> Aim of the task
Report how many lines in the material hold the word "JSON". No other content is required.

Available data: Begin

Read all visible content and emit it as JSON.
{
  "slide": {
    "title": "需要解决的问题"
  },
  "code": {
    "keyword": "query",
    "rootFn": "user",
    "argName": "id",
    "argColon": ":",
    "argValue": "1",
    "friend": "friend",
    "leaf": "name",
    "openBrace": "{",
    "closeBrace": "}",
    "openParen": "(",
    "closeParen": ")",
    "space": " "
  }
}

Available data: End
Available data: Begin

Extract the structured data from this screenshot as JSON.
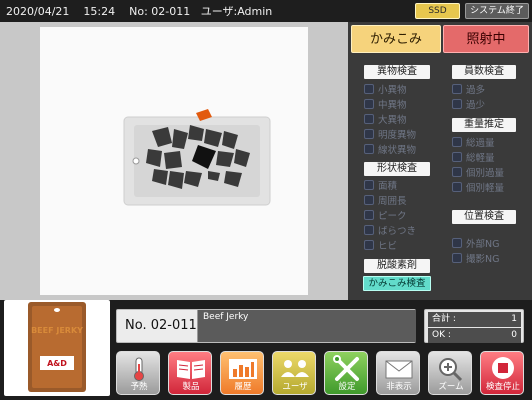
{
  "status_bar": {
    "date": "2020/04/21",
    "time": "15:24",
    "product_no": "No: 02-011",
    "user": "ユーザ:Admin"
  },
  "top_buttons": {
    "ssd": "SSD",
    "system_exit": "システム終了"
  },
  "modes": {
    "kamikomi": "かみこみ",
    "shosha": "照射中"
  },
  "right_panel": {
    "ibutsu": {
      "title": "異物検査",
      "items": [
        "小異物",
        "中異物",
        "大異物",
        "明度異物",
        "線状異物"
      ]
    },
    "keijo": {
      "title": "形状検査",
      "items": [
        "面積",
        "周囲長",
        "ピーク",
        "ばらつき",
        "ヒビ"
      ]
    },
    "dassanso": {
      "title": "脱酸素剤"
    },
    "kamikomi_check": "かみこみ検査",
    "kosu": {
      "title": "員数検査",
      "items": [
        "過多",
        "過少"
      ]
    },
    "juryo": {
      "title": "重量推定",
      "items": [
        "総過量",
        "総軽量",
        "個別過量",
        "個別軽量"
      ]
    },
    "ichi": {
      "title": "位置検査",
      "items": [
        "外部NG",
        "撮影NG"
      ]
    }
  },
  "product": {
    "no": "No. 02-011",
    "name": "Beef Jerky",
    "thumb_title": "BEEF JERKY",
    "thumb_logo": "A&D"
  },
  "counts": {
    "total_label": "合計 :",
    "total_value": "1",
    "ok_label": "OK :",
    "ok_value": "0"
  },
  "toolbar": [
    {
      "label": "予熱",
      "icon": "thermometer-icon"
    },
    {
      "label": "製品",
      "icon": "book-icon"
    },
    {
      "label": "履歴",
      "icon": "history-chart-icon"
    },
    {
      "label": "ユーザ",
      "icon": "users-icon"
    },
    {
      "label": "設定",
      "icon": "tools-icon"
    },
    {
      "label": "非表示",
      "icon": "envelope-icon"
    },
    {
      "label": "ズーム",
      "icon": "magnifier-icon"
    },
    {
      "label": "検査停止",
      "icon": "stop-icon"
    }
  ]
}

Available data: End

> Exercise result
2